You might think you could handle a Bunnie or a Mona. A few hypodermic needles, a can of three-in-one oil to lubricate Mona's wheels -- what's the big deal?
But what about a 165-pound Rottweiler who will literally die if he gets too stressed? Four years ago, Megan Foster of Burlington bought "Z" from a Vermont breeder. "I know they're not breeding anymore because they had a lot of problems with their last litter," says Foster with a cynical laugh. "And mine is the definite lemon."
Talk about an understatement. In August of 2001, Foster and her husband came home to find Z lying on the floor, unconscious and in shock. They rushed him to the doggie ER, where an astute vet recognized his symptoms as Addison's disease, a disorder in which the adrenal glands stop producing hormones. At the time, the vet gave Z a 50-50 chance of survival. The Fosters, who had just gotten married a month earlier, were scheduled to go on vacation in Mexico.

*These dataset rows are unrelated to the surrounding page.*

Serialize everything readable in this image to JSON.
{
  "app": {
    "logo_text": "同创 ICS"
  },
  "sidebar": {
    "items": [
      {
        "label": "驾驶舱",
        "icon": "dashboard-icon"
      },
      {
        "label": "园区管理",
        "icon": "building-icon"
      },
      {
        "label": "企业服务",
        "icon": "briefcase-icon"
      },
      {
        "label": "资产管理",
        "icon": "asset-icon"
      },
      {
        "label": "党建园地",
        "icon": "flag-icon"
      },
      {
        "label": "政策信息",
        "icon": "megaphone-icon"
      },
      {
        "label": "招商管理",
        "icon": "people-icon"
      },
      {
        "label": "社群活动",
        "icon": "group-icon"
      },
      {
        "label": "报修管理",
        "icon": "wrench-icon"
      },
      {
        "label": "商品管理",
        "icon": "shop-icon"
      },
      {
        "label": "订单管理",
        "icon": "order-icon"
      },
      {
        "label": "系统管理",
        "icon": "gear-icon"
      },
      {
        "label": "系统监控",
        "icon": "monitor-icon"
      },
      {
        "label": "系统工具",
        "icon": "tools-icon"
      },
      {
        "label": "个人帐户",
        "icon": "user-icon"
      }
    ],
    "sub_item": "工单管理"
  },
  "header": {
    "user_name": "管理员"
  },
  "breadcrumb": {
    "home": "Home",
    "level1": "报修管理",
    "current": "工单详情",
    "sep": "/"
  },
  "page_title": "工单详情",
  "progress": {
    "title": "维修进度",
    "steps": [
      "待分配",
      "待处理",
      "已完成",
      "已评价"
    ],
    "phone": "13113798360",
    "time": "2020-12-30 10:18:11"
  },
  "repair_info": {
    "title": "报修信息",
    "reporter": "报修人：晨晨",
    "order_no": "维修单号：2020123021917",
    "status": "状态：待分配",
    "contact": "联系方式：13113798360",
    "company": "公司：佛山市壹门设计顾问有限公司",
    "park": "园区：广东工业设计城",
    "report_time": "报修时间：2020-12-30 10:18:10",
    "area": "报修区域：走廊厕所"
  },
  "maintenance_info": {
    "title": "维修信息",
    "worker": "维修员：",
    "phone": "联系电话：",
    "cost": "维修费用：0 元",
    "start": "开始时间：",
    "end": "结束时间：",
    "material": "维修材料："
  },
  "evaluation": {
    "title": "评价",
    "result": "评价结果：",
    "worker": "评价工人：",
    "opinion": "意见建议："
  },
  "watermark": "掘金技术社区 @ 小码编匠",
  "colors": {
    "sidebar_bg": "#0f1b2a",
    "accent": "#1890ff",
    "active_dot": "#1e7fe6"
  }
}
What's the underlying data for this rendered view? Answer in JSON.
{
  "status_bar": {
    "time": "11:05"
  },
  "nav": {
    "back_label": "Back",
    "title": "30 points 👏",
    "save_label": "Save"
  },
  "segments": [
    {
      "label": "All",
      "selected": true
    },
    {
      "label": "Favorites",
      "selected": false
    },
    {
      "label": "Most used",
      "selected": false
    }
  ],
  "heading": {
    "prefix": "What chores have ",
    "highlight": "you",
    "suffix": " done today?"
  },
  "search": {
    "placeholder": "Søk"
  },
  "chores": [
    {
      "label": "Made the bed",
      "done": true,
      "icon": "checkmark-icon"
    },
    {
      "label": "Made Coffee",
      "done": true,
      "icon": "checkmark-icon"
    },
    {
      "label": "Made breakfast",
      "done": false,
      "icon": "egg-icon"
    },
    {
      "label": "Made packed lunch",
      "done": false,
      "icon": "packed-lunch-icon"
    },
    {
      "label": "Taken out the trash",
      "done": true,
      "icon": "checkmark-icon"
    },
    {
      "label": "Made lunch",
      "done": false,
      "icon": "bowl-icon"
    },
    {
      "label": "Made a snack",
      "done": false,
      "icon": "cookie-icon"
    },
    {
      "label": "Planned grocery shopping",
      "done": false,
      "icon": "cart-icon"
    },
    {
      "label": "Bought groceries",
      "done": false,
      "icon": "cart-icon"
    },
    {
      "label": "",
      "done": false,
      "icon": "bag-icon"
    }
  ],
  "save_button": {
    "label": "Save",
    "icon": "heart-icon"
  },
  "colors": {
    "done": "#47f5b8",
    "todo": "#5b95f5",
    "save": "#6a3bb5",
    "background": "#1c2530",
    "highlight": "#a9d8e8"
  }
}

They immediately canceled their trip and transferred Z to the River Cove Animal Hospital in Williston. He spent the next week hooked up to an IV. His weight dropped to 80 pounds. When Z was finally released from the hospital, he was put on a daily dose of steroids, which he has to take for the rest of his life. In addition, every 25 days he gets an injection of Percorten, a drug Foster calls "liquid gold," since it costs her $200 a pop. Z also receives regular blood work-ups three times a year to ensure his medications are working properly. Currently, Z's drug bills alone run about $2500 a year.
Since Z's body cannot produce certain hormones, any spike in his stress levels can be lethal. "We keep a very stress-free environment," Foster explains. That's not as simple as it sounds, since the Fosters' bull-terrier mix, Zola, has epilepsy. They control her seizures with regular doses of Phenobarbital. The Foster's third dog, a miniature pinscher named Zelda, has no physical problems. But Foster says he suffers from "big-dog syndrome." In other words, he's an obsessive yapper who requires a bark collar to keep the neighbors mollified and the police at bay.
Obviously, the Rottweiler cannot be boarded -- separation anxiety is too stressful for him. As a result, Foster and her husband haven't taken a vacation together since their honeymoon two years ago. "I've probably got six unused airline tickets," Foster confides with a laugh.
The rotten Rotty woes don't end there. In Z's short life, he's also been treated for mange and had three hip replacements -- no small accomplishment for an animal with only two hips. "The Rottweiler is like the million-dollar dog," says Foster. That's only a slight exaggeration. In four years Foster estimates she's spent at least $40,000 on Z's medical care. While pet insurance covered a small fraction of those costs, it's since been canceled and Foster has covered most of the dog's medical expenses with credit cards. She even took a second, part-time job just to cover Z's bills.
Adding insult to injury, the steroids make Z excessively thirsty, so he drinks close to 10 gallons of water a day. Because all those drugs are hard on his kidneys, Z needs a doggy door so he can relieve himself at frequent intervals. In the winter the Fosters' heating bills go through the roof. "It's just one thing after another," she laments.
Most pet owners would have thrown up their hands $38,000 ago. But not Foster. "My friends and family thought I was crazy when I was going through all his hip stuff," she says. "But to me, once you get an animal, it's a lifelong commitment and you follow it through."
And what about her spouse? Foster admits he's a bit frustrated that their lives revolve around their dogs. But his wife points out the dogs came before the husband. So he sticks by her.
Now that's love.